The differentiation of cells commonly relies on well-controlled signaling pathways that are able to generate dynamic protein patterns, which in turn control the morphogenesis of cells into different shapes. These signaling pathways include many different components of the cell: the cytoskeleton, molecular motors, signaling molecules such as small GTPases and kinases. How these cellular components are connected to each other to create spatiotemporal information is often not well known and an area of intense research.
Figure: ADAP1 has long been considered to be an adaptor for PIP3 transport, contributing to neuronal polarity. Using an in vitro reconstitution approach we found that PIPs are actually release factors that displace ADAP1 from the motor such that it can activate the Arf6 GTPase activity and its release from the membrane.
In this project, we studied the properties of a protein called ADAP1, which was known to control the branching of dendrites in the developing neuron. The literature on this protein was puzzling, as it was known to be involved in the transport and polarized distribution of the signaling lipid PIP3, while its molecular architecture suggested that ADAP1 also acts on the small GTPAse Arf6, an important signaling protein that controls cell morphology and membrane trafficking. How these two different functions could be coordinated and how the cell might regulate their activities was not clear.
To better understand the role of ADAP1 in neuronal polarity, we decided to rebuild its functions in a test tube in vitro. Using purified components, we first set out to reconstitute the transport of PIP3 vesicles by ADAP1 and the motor protein KIF13B. To our surprise, we could not find any transport of vesicles along microtubules in our microscopy experiments. Instead, we discovered that the addition of PIP3 as well PI(3,4)P2 led to the rapid release of ADAP1 from the motor, which is incompatible with vesicle transport. Accordingly, we found that phosphoinositides are not the cargo of an ADAP1-KIF13B complex, instead they terminate cargo transport!
If ADAP1 does not act as an adaptor for vesicle transport, how could it contribute to the neuronal polarity? To answer this question, we decided to test for the ability of ADAP1 to activate GTP hydrolysis by Arf6. We found that ADAP1 indeed acts as a GAP on Arf6, but only when bound to a membrane containing phosphoinositides!

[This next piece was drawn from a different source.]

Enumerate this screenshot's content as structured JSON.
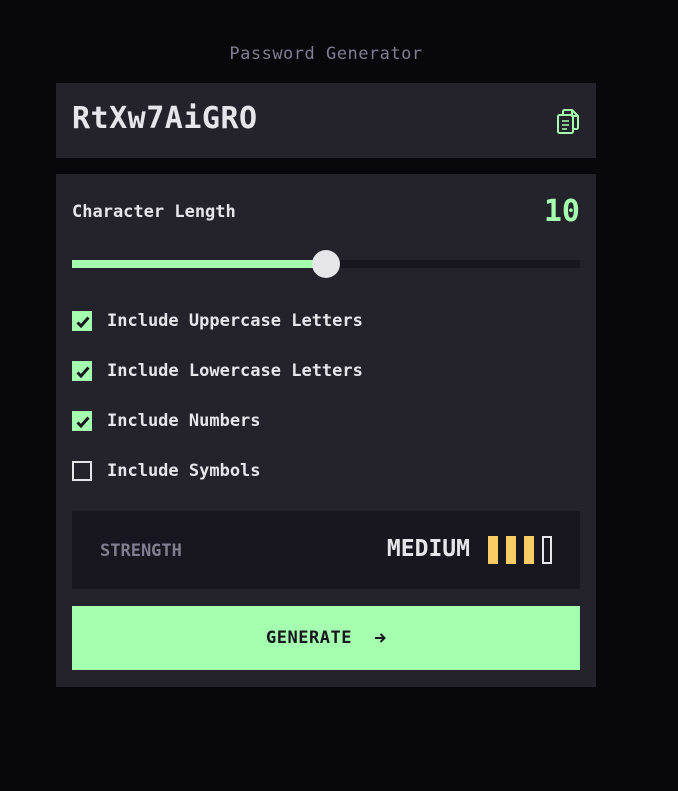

Based on our findings, we were able to propose a new mechanism for how ADAP1 contributes to neuronal differentiation. At low PIP3 concentrations, ADAP1 forms a stable complex with the motor protein and is transported along the microtubule towards dendrites. At high PIP3 concentrations, ADAP1 is trapped on the membrane surface, where it stimulates GTP hydrolysis by Arf6 to promote dendrite branching. Accordingly, the signaling lipid PIP3 acts as a stop signal that makes ADAP1 get off the train and activate branch formation.
My group had long been working on the in vitro reconstitution of the bacterial cell division machinery, therefore studying the mechanism of neuronal polarization and small GTPase regulation was a risky departure from our main expertise. The idea and motivation for this project was the result of an HFSP Young Investigator Grant awarded to Timothy Saunders, Ivo Telley, Sebastian Maurer and me in 2016. The financial and scientific support throughout this time played an important role in the success of the project, just as much as the spirit of the HFSP community that encourages the exploration of new ideas. This grant also initiated a close collaboration between our group and Timothy, which resulted in another publication on the regulation of small GTPases (Bezeljak et al, 2020). Accordingly, the support of HFSP has made it possible to go beyond our initial research focus and to shape our future research for years to come.